If you’re a writer planning to submit a novel manuscript to a literary agency, you might want to read these guidelines and recommendations, over at Electric Literature. Pair with Edan Lepucki’s Millions interview with her agent about publishing a first book.
“Heidi Maier, the new superintendent of the 42,000-student Marion County public school district in Florida, said in an interview that she made the decision based on solid research about what works best in improving academic achievement in students.” In place of traditional homework, 20,000 elementary school students will spend 20 minutes reading a book of their choice each night, reports The Washington Post. Pair with T.K. Dalton on books, kids, and gender.
When a novel is printed in multiple countries, it often has more than one editor. Slate interviews Emma Donoghue; her American editor, Judy Clain; and her Canadian editor, Iris Tupholme, about how they all edited Frog Music. They discuss everything from how to deal with editing disputes to the best way to get edits. “I much prefer to get everyone’s opinions separately, because if I got a single editorial letter, it would be like getting a note from God!” Donoghue says. For more on the editing process, read about our own Edan Lepucki’s relationships with her copy editor and editor.

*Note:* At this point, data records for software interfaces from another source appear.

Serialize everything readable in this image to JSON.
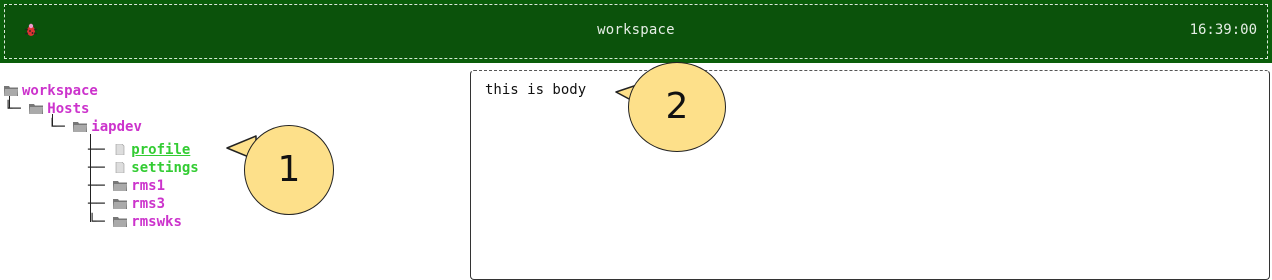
{
  "header": {
    "title": "workspace",
    "time": "16:39:00",
    "icon": "bug-icon"
  },
  "tree": {
    "root": "workspace",
    "hosts": "Hosts",
    "iapdev": "iapdev",
    "children": [
      {
        "label": "profile",
        "type": "file"
      },
      {
        "label": "settings",
        "type": "file"
      },
      {
        "label": "rms1",
        "type": "folder"
      },
      {
        "label": "rms3",
        "type": "folder"
      },
      {
        "label": "rmswks",
        "type": "folder"
      }
    ]
  },
  "body": {
    "text": "this is body"
  },
  "callouts": {
    "one": "1",
    "two": "2"
  },
  "colors": {
    "header_bg": "#0b520b",
    "folder": "#cc33cc",
    "file": "#33cc33",
    "callout": "#fde08a"
  }
}
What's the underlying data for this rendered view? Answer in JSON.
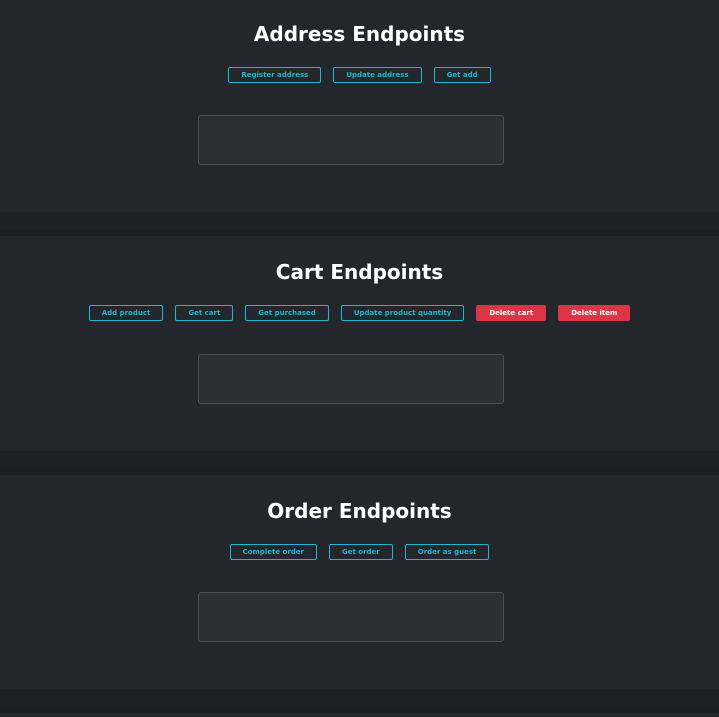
{
  "address": {
    "title": "Address Endpoints",
    "buttons": [
      "Register address",
      "Update address",
      "Get add"
    ]
  },
  "cart": {
    "title": "Cart Endpoints",
    "buttons": [
      "Add product",
      "Get cart",
      "Get purchased",
      "Update product quantity"
    ],
    "danger_buttons": [
      "Delete cart",
      "Delete item"
    ]
  },
  "order": {
    "title": "Order Endpoints",
    "buttons": [
      "Complete order",
      "Get order",
      "Order as guest"
    ]
  },
  "colors": {
    "background": "#1d2024",
    "section": "#23262b",
    "accent": "#1fb5d4",
    "danger": "#dc3545",
    "output": "#2c3035"
  }
}
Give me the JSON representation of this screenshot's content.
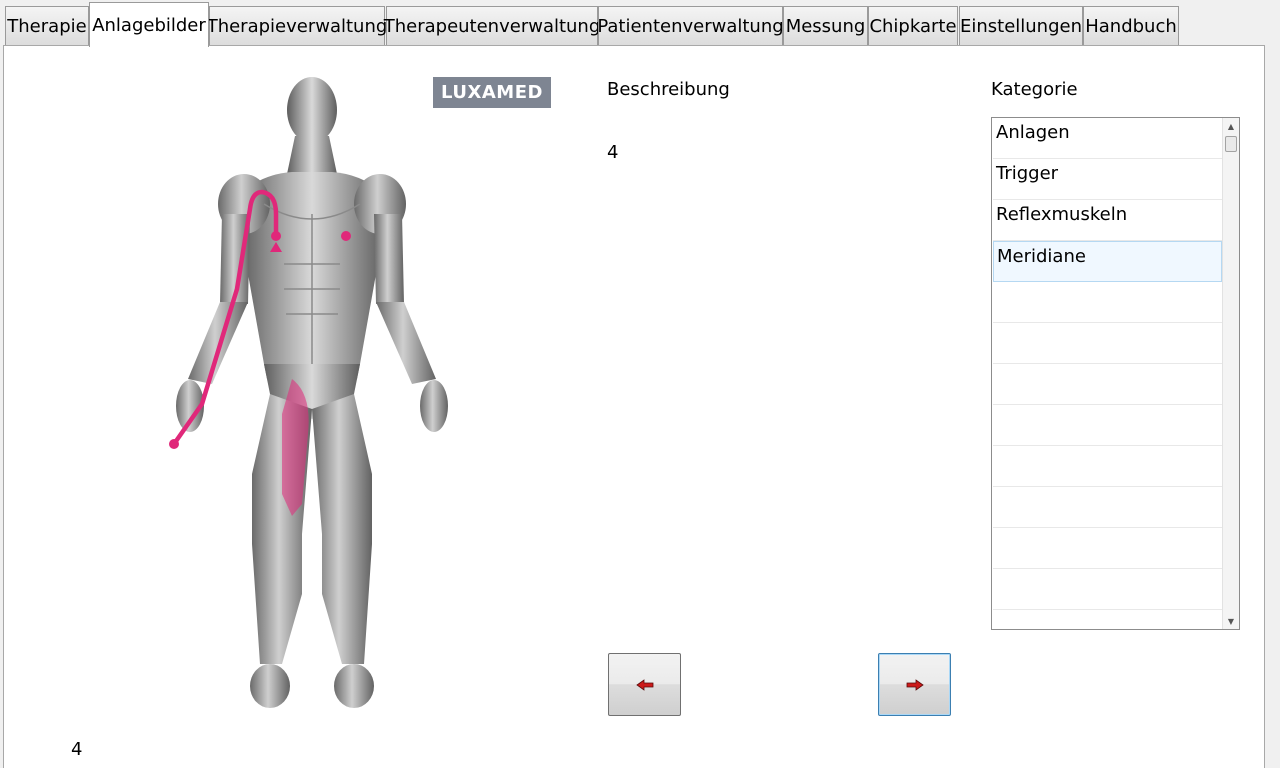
{
  "tabs": [
    {
      "label": "Therapie"
    },
    {
      "label": "Anlagebilder"
    },
    {
      "label": "Therapieverwaltung"
    },
    {
      "label": "Therapeutenverwaltung"
    },
    {
      "label": "Patientenverwaltung"
    },
    {
      "label": "Messung"
    },
    {
      "label": "Chipkarte"
    },
    {
      "label": "Einstellungen"
    },
    {
      "label": "Handbuch"
    }
  ],
  "active_tab": "Anlagebilder",
  "logo": {
    "text": "LUXAMED",
    "color": "#7e8592"
  },
  "image_number": "4",
  "description": {
    "label": "Beschreibung",
    "value": "4"
  },
  "category": {
    "label": "Kategorie",
    "items": [
      "Anlagen",
      "Trigger",
      "Reflexmuskeln",
      "Meridiane"
    ],
    "selected": "Meridiane"
  },
  "navigation": {
    "prev_icon": "arrow-left-icon",
    "next_icon": "arrow-right-icon",
    "arrow_color": "#cc1a1a"
  },
  "accent_color": "#e0287a"
}
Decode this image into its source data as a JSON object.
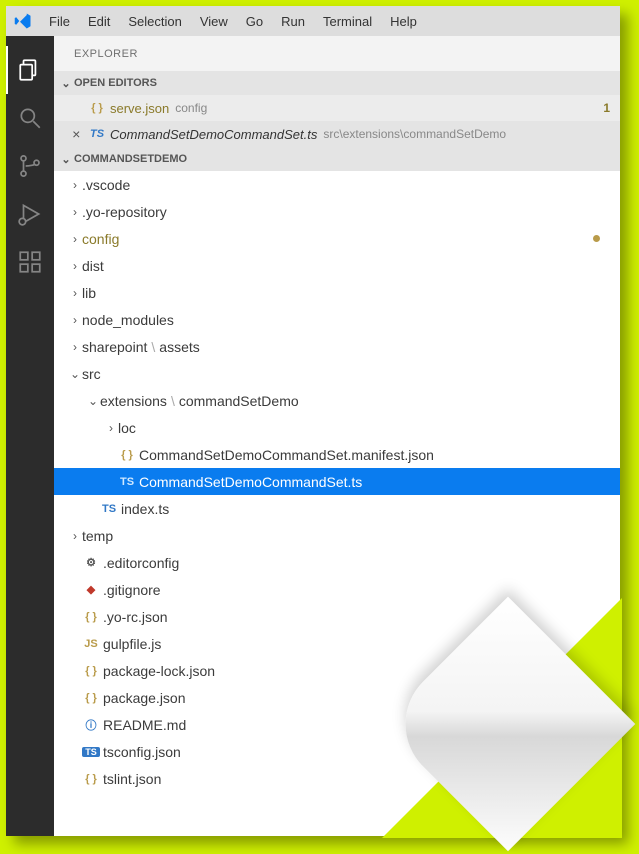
{
  "menu": {
    "items": [
      "File",
      "Edit",
      "Selection",
      "View",
      "Go",
      "Run",
      "Terminal",
      "Help"
    ]
  },
  "sidebar": {
    "title": "Explorer"
  },
  "sections": {
    "openEditors": "Open Editors",
    "project": "CommandSetDemo"
  },
  "openEditors": {
    "items": [
      {
        "name": "serve.json",
        "path": "config",
        "icon": "{ }",
        "iconClass": "ic-json",
        "modified": true,
        "badge": "1",
        "close": ""
      },
      {
        "name": "CommandSetDemoCommandSet.ts",
        "path": "src\\extensions\\commandSetDemo",
        "icon": "TS",
        "iconClass": "ic-ts",
        "modified": false,
        "active": true,
        "close": "×"
      }
    ]
  },
  "tree": [
    {
      "d": 0,
      "t": "folder",
      "c": "closed",
      "label": ".vscode"
    },
    {
      "d": 0,
      "t": "folder",
      "c": "closed",
      "label": ".yo-repository"
    },
    {
      "d": 0,
      "t": "folder",
      "c": "closed",
      "label": "config",
      "modified": true,
      "dot": true
    },
    {
      "d": 0,
      "t": "folder",
      "c": "closed",
      "label": "dist"
    },
    {
      "d": 0,
      "t": "folder",
      "c": "closed",
      "label": "lib"
    },
    {
      "d": 0,
      "t": "folder",
      "c": "closed",
      "label": "node_modules"
    },
    {
      "d": 0,
      "t": "folder",
      "c": "closed",
      "label": "sharepoint",
      "sub": "assets"
    },
    {
      "d": 0,
      "t": "folder",
      "c": "open",
      "label": "src"
    },
    {
      "d": 1,
      "t": "folder",
      "c": "open",
      "label": "extensions",
      "sub": "commandSetDemo"
    },
    {
      "d": 2,
      "t": "folder",
      "c": "closed",
      "label": "loc"
    },
    {
      "d": 2,
      "t": "file",
      "icon": "{ }",
      "iconClass": "ic-json",
      "label": "CommandSetDemoCommandSet.manifest.json"
    },
    {
      "d": 2,
      "t": "file",
      "icon": "TS",
      "iconClass": "ic-ts",
      "label": "CommandSetDemoCommandSet.ts",
      "selected": true
    },
    {
      "d": 1,
      "t": "file",
      "icon": "TS",
      "iconClass": "ic-ts",
      "label": "index.ts"
    },
    {
      "d": 0,
      "t": "folder",
      "c": "closed",
      "label": "temp"
    },
    {
      "d": 0,
      "t": "file",
      "icon": "⚙",
      "iconClass": "ic-gear",
      "label": ".editorconfig"
    },
    {
      "d": 0,
      "t": "file",
      "icon": "◆",
      "iconClass": "ic-git",
      "label": ".gitignore"
    },
    {
      "d": 0,
      "t": "file",
      "icon": "{ }",
      "iconClass": "ic-json",
      "label": ".yo-rc.json"
    },
    {
      "d": 0,
      "t": "file",
      "icon": "JS",
      "iconClass": "ic-js",
      "label": "gulpfile.js"
    },
    {
      "d": 0,
      "t": "file",
      "icon": "{ }",
      "iconClass": "ic-json",
      "label": "package-lock.json"
    },
    {
      "d": 0,
      "t": "file",
      "icon": "{ }",
      "iconClass": "ic-json",
      "label": "package.json"
    },
    {
      "d": 0,
      "t": "file",
      "icon": "ⓘ",
      "iconClass": "ic-info",
      "label": "README.md"
    },
    {
      "d": 0,
      "t": "file",
      "icon": "TS",
      "iconClass": "ic-tsconf",
      "label": "tsconfig.json",
      "iconBox": true
    },
    {
      "d": 0,
      "t": "file",
      "icon": "{ }",
      "iconClass": "ic-json",
      "label": "tslint.json"
    }
  ]
}
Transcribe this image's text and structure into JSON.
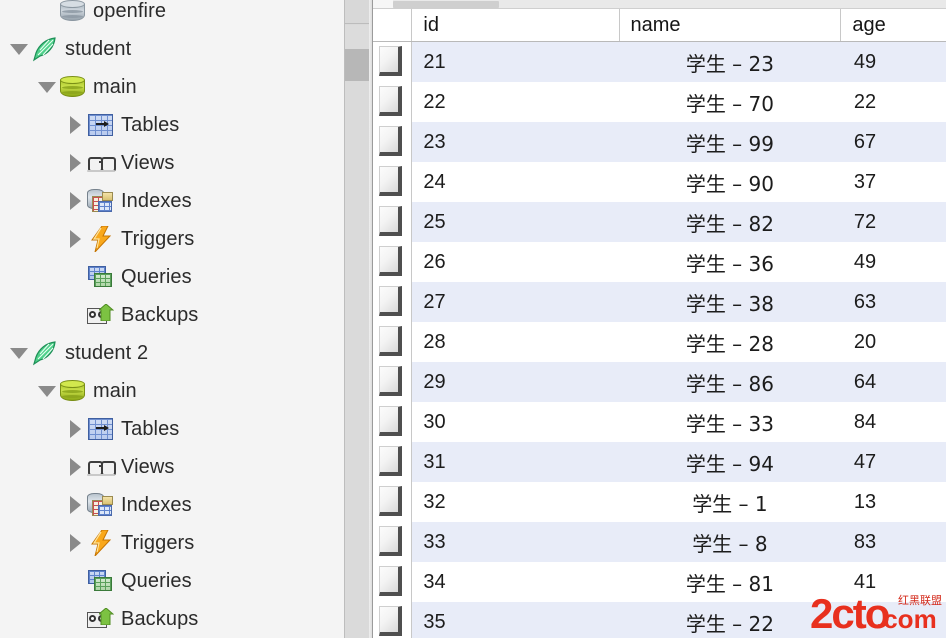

TNR‘s Ruth Franklin test-drives a new online dating service that “purports to match people based on their taste in literature.” Spoiler alert: Sebald lovers appear to be out of luck.
This week in infographics: Epic Reads has created a Book Nerd’s Guide to New York City, complete with books set in the city, bookstores, reading spots, and authors who call the city home. Pair with The Millions’s walking tour of New York’s independent bookstores.
Recommended reading: a new, previously undiscovered story and accompanying poem by Charlotte Brontë. The story is rife with flogging and embezzlement–all the good stuff! Here’s a bonus piece on how Charlotte is at least partly responsible for the success of the Bronte sisters as a whole.
The Lives of Others by Neel Mukhergee, which was just shortlisted for the 2014 Booker Prize, will be released in the US at the beginning of October. If you just can’t wait another two weeks, an excerpt is now available online. For more about the 2014 Booker Prize, read our coverage of the longlist announcements here.